• _Aim of the exercise_:
Return the data that follows exactly. Include every line.

Page and application data records
:::

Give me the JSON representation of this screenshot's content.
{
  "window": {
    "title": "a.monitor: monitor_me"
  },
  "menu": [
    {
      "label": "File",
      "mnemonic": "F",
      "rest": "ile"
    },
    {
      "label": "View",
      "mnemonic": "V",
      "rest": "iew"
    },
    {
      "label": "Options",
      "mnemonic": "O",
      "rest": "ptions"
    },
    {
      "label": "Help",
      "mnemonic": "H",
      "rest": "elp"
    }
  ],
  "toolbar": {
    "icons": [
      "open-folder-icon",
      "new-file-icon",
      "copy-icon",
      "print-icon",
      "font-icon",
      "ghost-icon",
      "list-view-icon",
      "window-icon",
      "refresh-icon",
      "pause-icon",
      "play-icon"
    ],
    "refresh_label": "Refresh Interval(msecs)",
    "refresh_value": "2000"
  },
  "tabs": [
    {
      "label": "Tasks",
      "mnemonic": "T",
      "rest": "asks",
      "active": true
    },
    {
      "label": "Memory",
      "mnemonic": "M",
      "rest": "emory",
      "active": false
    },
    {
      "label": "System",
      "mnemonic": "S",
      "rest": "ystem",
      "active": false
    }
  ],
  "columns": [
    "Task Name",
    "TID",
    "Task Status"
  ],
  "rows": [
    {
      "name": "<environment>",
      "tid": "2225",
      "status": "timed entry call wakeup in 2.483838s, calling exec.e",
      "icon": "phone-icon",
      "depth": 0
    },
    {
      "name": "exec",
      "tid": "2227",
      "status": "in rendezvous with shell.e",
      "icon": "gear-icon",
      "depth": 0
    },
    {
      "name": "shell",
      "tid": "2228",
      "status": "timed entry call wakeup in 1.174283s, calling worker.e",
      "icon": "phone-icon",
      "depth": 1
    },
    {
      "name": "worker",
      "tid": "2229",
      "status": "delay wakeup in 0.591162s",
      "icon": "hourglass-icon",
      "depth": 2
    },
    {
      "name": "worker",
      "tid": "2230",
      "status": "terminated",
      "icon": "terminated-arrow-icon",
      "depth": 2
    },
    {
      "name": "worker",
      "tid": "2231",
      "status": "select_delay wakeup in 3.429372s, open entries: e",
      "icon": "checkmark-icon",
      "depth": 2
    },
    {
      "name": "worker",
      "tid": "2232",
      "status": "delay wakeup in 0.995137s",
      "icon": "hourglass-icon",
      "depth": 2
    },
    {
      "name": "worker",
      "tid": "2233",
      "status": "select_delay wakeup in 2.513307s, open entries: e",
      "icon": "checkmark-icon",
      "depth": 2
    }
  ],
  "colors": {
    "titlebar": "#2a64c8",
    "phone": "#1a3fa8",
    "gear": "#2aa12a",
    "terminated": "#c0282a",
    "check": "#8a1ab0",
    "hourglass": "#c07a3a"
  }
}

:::

• _Output of the exercise_:
Give me the JSON representation of this screenshot's content.
{
  "window": {
    "title": "a.monitor: monitor_me"
  },
  "menu": [
    {
      "label": "File",
      "mnemonic": "F",
      "rest": "ile"
    },
    {
      "label": "View",
      "mnemonic": "V",
      "rest": "iew"
    },
    {
      "label": "Options",
      "mnemonic": "O",
      "rest": "ptions"
    },
    {
      "label": "Help",
      "mnemonic": "H",
      "rest": "elp"
    }
  ],
  "toolbar": {
    "icons": [
      "open-folder-icon",
      "new-file-icon",
      "copy-icon",
      "print-icon",
      "font-icon",
      "ghost-icon",
      "list-view-icon",
      "window-icon",
      "refresh-icon",
      "pause-icon",
      "play-icon"
    ],
    "refresh_label": "Refresh Interval(msecs)",
    "refresh_value": "2000"
  },
  "tabs": [
    {
      "label": "Tasks",
      "mnemonic": "T",
      "rest": "asks",
      "active": true
    },
    {
      "label": "Memory",
      "mnemonic": "M",
      "rest": "emory",
      "active": false
    },
    {
      "label": "System",
      "mnemonic": "S",
      "rest": "ystem",
      "active": false
    }
  ],
  "columns": [
    "Task Name",
    "TID",
    "Task Status"
  ],
  "rows": [
    {
      "name": "<environment>",
      "tid": "2225",
      "status": "timed entry call wakeup in 2.483838s, calling exec.e",
      "icon": "phone-icon",
      "depth": 0
    },
    {
      "name": "exec",
      "tid": "2227",
      "status": "in rendezvous with shell.e",
      "icon": "gear-icon",
      "depth": 0
    },
    {
      "name": "shell",
      "tid": "2228",
      "status": "timed entry call wakeup in 1.174283s, calling worker.e",
      "icon": "phone-icon",
      "depth": 1
    },
    {
      "name": "worker",
      "tid": "2229",
      "status": "delay wakeup in 0.591162s",
      "icon": "hourglass-icon",
      "depth": 2
    },
    {
      "name": "worker",
      "tid": "2230",
      "status": "terminated",
      "icon": "terminated-arrow-icon",
      "depth": 2
    },
    {
      "name": "worker",
      "tid": "2231",
      "status": "select_delay wakeup in 3.429372s, open entries: e",
      "icon": "checkmark-icon",
      "depth": 2
    },
    {
      "name": "worker",
      "tid": "2232",
      "status": "delay wakeup in 0.995137s",
      "icon": "hourglass-icon",
      "depth": 2
    },
    {
      "name": "worker",
      "tid": "2233",
      "status": "select_delay wakeup in 2.513307s, open entries: e",
      "icon": "checkmark-icon",
      "depth": 2
    }
  ],
  "colors": {
    "titlebar": "#2a64c8",
    "phone": "#1a3fa8",
    "gear": "#2aa12a",
    "terminated": "#c0282a",
    "check": "#8a1ab0",
    "hourglass": "#c07a3a"
  }
}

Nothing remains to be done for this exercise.